## Source data

################

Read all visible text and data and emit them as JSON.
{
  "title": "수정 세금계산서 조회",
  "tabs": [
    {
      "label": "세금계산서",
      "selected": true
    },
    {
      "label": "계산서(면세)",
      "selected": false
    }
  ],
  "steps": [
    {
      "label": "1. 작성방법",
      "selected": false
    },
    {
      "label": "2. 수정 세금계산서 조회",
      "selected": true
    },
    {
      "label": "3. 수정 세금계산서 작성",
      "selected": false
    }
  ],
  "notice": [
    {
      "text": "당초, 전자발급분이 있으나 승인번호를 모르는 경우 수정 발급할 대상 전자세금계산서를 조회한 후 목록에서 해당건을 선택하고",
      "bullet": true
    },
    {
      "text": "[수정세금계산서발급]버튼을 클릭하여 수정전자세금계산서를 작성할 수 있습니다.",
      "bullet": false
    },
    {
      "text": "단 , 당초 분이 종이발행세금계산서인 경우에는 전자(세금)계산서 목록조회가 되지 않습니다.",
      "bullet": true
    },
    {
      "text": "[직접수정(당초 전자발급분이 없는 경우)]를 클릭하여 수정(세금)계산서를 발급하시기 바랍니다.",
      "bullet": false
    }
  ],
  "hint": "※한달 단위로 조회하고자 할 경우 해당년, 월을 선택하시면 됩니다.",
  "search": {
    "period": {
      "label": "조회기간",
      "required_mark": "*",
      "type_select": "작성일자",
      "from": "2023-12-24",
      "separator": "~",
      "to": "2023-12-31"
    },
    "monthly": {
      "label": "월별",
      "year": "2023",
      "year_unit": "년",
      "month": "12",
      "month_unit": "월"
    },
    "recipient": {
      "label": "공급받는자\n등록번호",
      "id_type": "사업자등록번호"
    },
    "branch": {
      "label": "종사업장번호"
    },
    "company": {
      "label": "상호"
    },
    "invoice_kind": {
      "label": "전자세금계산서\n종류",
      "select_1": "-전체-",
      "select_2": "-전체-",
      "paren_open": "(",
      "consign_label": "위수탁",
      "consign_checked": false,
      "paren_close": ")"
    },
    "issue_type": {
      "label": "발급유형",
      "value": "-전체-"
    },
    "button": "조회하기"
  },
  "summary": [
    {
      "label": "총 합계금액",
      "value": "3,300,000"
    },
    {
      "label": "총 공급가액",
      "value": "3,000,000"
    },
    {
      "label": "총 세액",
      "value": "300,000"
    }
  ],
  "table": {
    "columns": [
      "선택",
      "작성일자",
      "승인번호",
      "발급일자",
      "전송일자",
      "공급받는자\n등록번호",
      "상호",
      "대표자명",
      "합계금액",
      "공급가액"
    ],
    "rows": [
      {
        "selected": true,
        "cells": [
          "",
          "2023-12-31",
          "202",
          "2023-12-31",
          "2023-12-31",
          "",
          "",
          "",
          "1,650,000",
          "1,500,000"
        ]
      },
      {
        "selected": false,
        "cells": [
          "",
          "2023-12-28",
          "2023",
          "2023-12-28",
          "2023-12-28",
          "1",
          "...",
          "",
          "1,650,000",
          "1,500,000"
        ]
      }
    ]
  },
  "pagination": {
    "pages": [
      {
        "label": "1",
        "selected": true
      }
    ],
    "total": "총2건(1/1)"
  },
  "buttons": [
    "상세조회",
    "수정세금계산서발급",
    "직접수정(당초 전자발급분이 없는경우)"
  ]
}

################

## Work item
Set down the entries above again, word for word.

## Answer section
Read all visible text and data and emit them as JSON.
{
  "title": "수정 세금계산서 조회",
  "tabs": [
    {
      "label": "세금계산서",
      "selected": true
    },
    {
      "label": "계산서(면세)",
      "selected": false
    }
  ],
  "steps": [
    {
      "label": "1. 작성방법",
      "selected": false
    },
    {
      "label": "2. 수정 세금계산서 조회",
      "selected": true
    },
    {
      "label": "3. 수정 세금계산서 작성",
      "selected": false
    }
  ],
  "notice": [
    {
      "text": "당초, 전자발급분이 있으나 승인번호를 모르는 경우 수정 발급할 대상 전자세금계산서를 조회한 후 목록에서 해당건을 선택하고",
      "bullet": true
    },
    {
      "text": "[수정세금계산서발급]버튼을 클릭하여 수정전자세금계산서를 작성할 수 있습니다.",
      "bullet": false
    },
    {
      "text": "단 , 당초 분이 종이발행세금계산서인 경우에는 전자(세금)계산서 목록조회가 되지 않습니다.",
      "bullet": true
    },
    {
      "text": "[직접수정(당초 전자발급분이 없는 경우)]를 클릭하여 수정(세금)계산서를 발급하시기 바랍니다.",
      "bullet": false
    }
  ],
  "hint": "※한달 단위로 조회하고자 할 경우 해당년, 월을 선택하시면 됩니다.",
  "search": {
    "period": {
      "label": "조회기간",
      "required_mark": "*",
      "type_select": "작성일자",
      "from": "2023-12-24",
      "separator": "~",
      "to": "2023-12-31"
    },
    "monthly": {
      "label": "월별",
      "year": "2023",
      "year_unit": "년",
      "month": "12",
      "month_unit": "월"
    },
    "recipient": {
      "label": "공급받는자\n등록번호",
      "id_type": "사업자등록번호"
    },
    "branch": {
      "label": "종사업장번호"
    },
    "company": {
      "label": "상호"
    },
    "invoice_kind": {
      "label": "전자세금계산서\n종류",
      "select_1": "-전체-",
      "select_2": "-전체-",
      "paren_open": "(",
      "consign_label": "위수탁",
      "consign_checked": false,
      "paren_close": ")"
    },
    "issue_type": {
      "label": "발급유형",
      "value": "-전체-"
    },
    "button": "조회하기"
  },
  "summary": [
    {
      "label": "총 합계금액",
      "value": "3,300,000"
    },
    {
      "label": "총 공급가액",
      "value": "3,000,000"
    },
    {
      "label": "총 세액",
      "value": "300,000"
    }
  ],
  "table": {
    "columns": [
      "선택",
      "작성일자",
      "승인번호",
      "발급일자",
      "전송일자",
      "공급받는자\n등록번호",
      "상호",
      "대표자명",
      "합계금액",
      "공급가액"
    ],
    "rows": [
      {
        "selected": true,
        "cells": [
          "",
          "2023-12-31",
          "202",
          "2023-12-31",
          "2023-12-31",
          "",
          "",
          "",
          "1,650,000",
          "1,500,000"
        ]
      },
      {
        "selected": false,
        "cells": [
          "",
          "2023-12-28",
          "2023",
          "2023-12-28",
          "2023-12-28",
          "1",
          "...",
          "",
          "1,650,000",
          "1,500,000"
        ]
      }
    ]
  },
  "pagination": {
    "pages": [
      {
        "label": "1",
        "selected": true
      }
    ],
    "total": "총2건(1/1)"
  },
  "buttons": [
    "상세조회",
    "수정세금계산서발급",
    "직접수정(당초 전자발급분이 없는경우)"
  ]
}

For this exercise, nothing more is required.